- Montreal Cognitive Assessment (MoCA) [ Time Frame: Week 0 (baseline), week 4 (during), week 8 (end), and week 12 (follow-up) ]MoCA assesses for an individual's cognitive abilities including orientation, concentration and attention, executive functions, memory, conceptual thinking, calculations, language, and visuo-constructional skills. The test is administered for 10-minutes as a one-page 30-point test. The point distribution is as follows. A short-term memory recall task with five nouns and delayed recall after five minutes (5 points). A clock drawing task (3 points) and a three-dimensional cube copy (1 point) are used to assess visuospatial abilities. Executive functioning is measured using the Trail Making B task (1 point), a phonemic fluency task (1 point), and a two-item abstraction task (2 points). A three-item confrontation naming task (3 points) as well as repeating two sentences with complex syntax (2 points) are used to measure language. Lastly, time and place orientation (6 points) is assessed. A larger total score (> or = 26 is normal) indicates healthy or normal cognition.

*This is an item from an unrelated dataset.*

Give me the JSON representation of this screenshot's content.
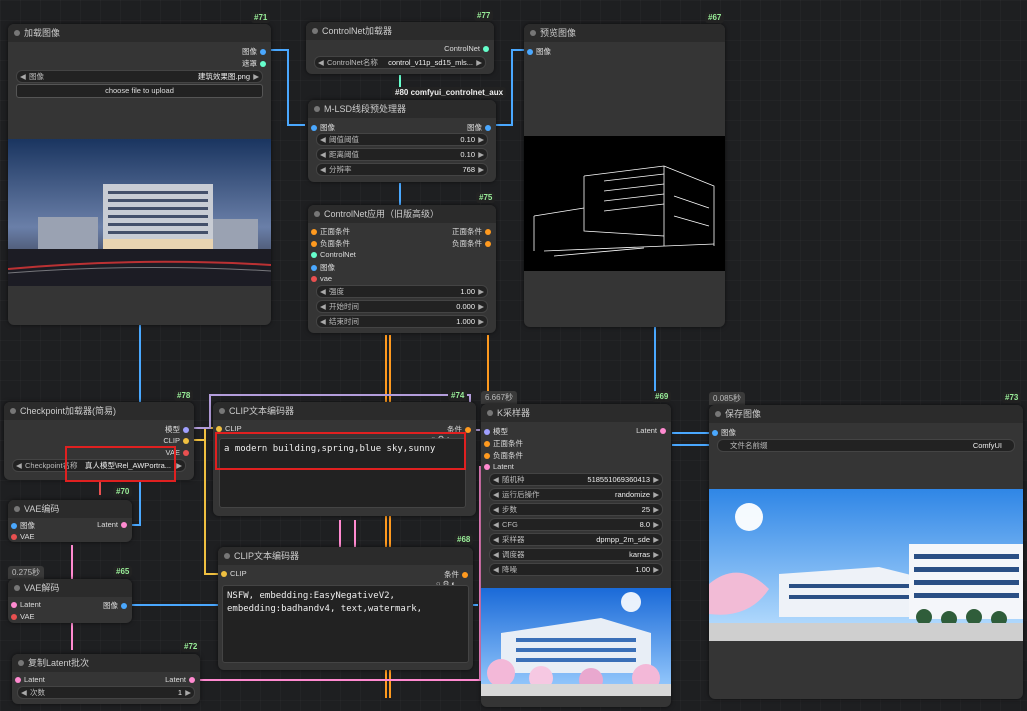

- n-Back Working Memory Assessment [ Time Frame: Week 0 (baseline), week 4 (during), week 8 (end), and week 12 (follow-up) ]The n-back task examines an individual's working memory and working memory capacity by employing a visuo-spatial continuous performance task. This study will use 3-back tasks that are delivered digitally and started with a digital countdown. The participant is asked to input a keystroke on standard QWERTY keyboard with their right-hand to indicate whether a target visual stimulus presented on the screen was identical to a previously shown stimulus presented 'n' trials ago. The stimulus will be a white square randomized into one of six positions on a black screen. The first cue stimulus will be presented on the screen for 3 s and the individual has 3 s to respond with a '1' keystroke to indicate 'same' or a '2' keystroke to indicate 'different'. A new stimulus will appear after a 1 s inter-stimulus interval. Each task will include responses to two sets of 15 and thus each assessment will last approximately 10 minutes.

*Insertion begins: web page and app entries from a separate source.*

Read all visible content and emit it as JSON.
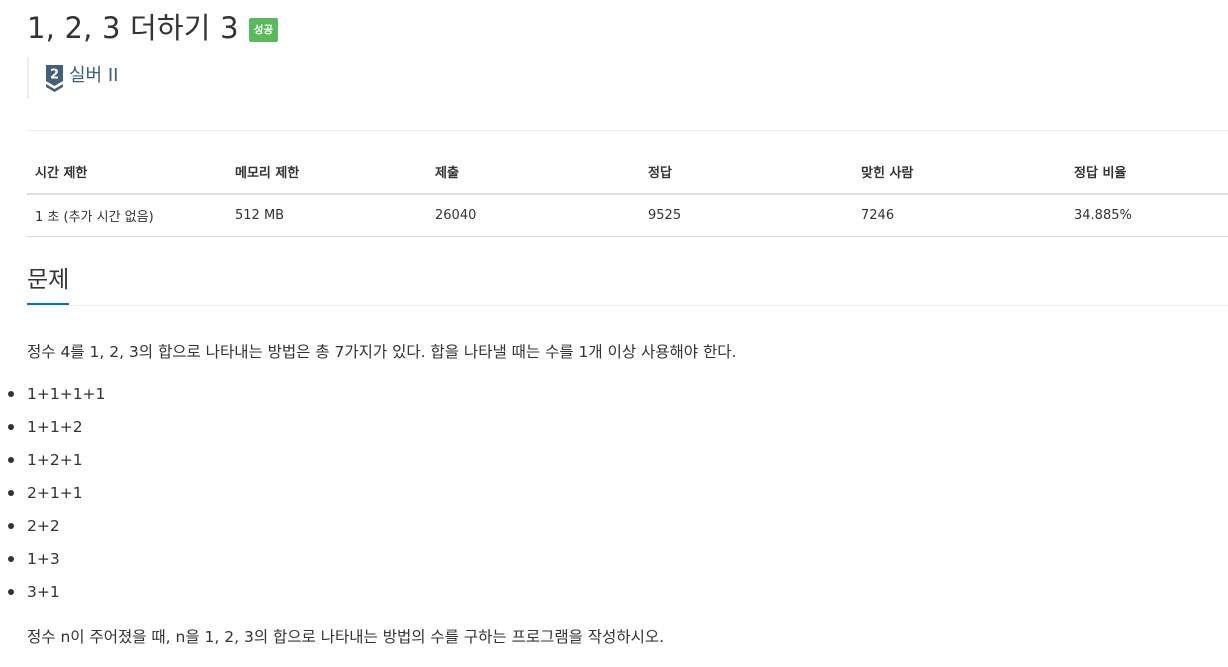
{
  "problem": {
    "title": "1, 2, 3 더하기 3",
    "status_badge": "성공",
    "tier_label": "실버 II",
    "tier_number": "2",
    "status_color": "#5cb85c",
    "tier_color": "#435f7a"
  },
  "stats": {
    "headers": [
      "시간 제한",
      "메모리 제한",
      "제출",
      "정답",
      "맞힌 사람",
      "정답 비율"
    ],
    "values": [
      "1 초 (추가 시간 없음)",
      "512 MB",
      "26040",
      "9525",
      "7246",
      "34.885%"
    ]
  },
  "section": {
    "title": "문제"
  },
  "description": {
    "intro": "정수 4를 1, 2, 3의 합으로 나타내는 방법은 총 7가지가 있다. 합을 나타낼 때는 수를 1개 이상 사용해야 한다.",
    "examples": [
      "1+1+1+1",
      "1+1+2",
      "1+2+1",
      "2+1+1",
      "2+2",
      "1+3",
      "3+1"
    ],
    "outro": "정수 n이 주어졌을 때, n을 1, 2, 3의 합으로 나타내는 방법의 수를 구하는 프로그램을 작성하시오."
  }
}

To learn more about this study, you or your doctor may contact the study research staff using the contact information provided by the sponsor.
Please refer to this study by its ClinicalTrials.gov identifier (NCT number): NCT04212897
|Contact: Lanlan Pu, MD||180 9887 firstname.lastname@example.org|
|Contact: Zhanhua Liang, MD||180 9887 email@example.com|
|First Affiliated Hospital of Dalian Medical University|
|Dalian, Liaoning, China|
|Contact: Lanlan Pu, MD 180 9887 2622 firstname.lastname@example.org|
|Contact: Zhanhua Liang, MD 180 9887 7717 email@example.com|
|Sub-Investigator: Lanlan Pu, MD|
|Principal Investigator: Zhanhua Liang, MD|
|Principal Investigator:||Zhanhua Liang, MD||The First Affiliated Hospital of Dalian Medical University|
|Principal Investigator:||Bingwei Zhang, MD||The First Affiliated Hospital of Dalian Medical University|
|Principal Investigator:||Fengyu Cong, PhD||Dalian University of Technology|
|Principal Investigator:||William C Tang, PhD||University of California, Irvine|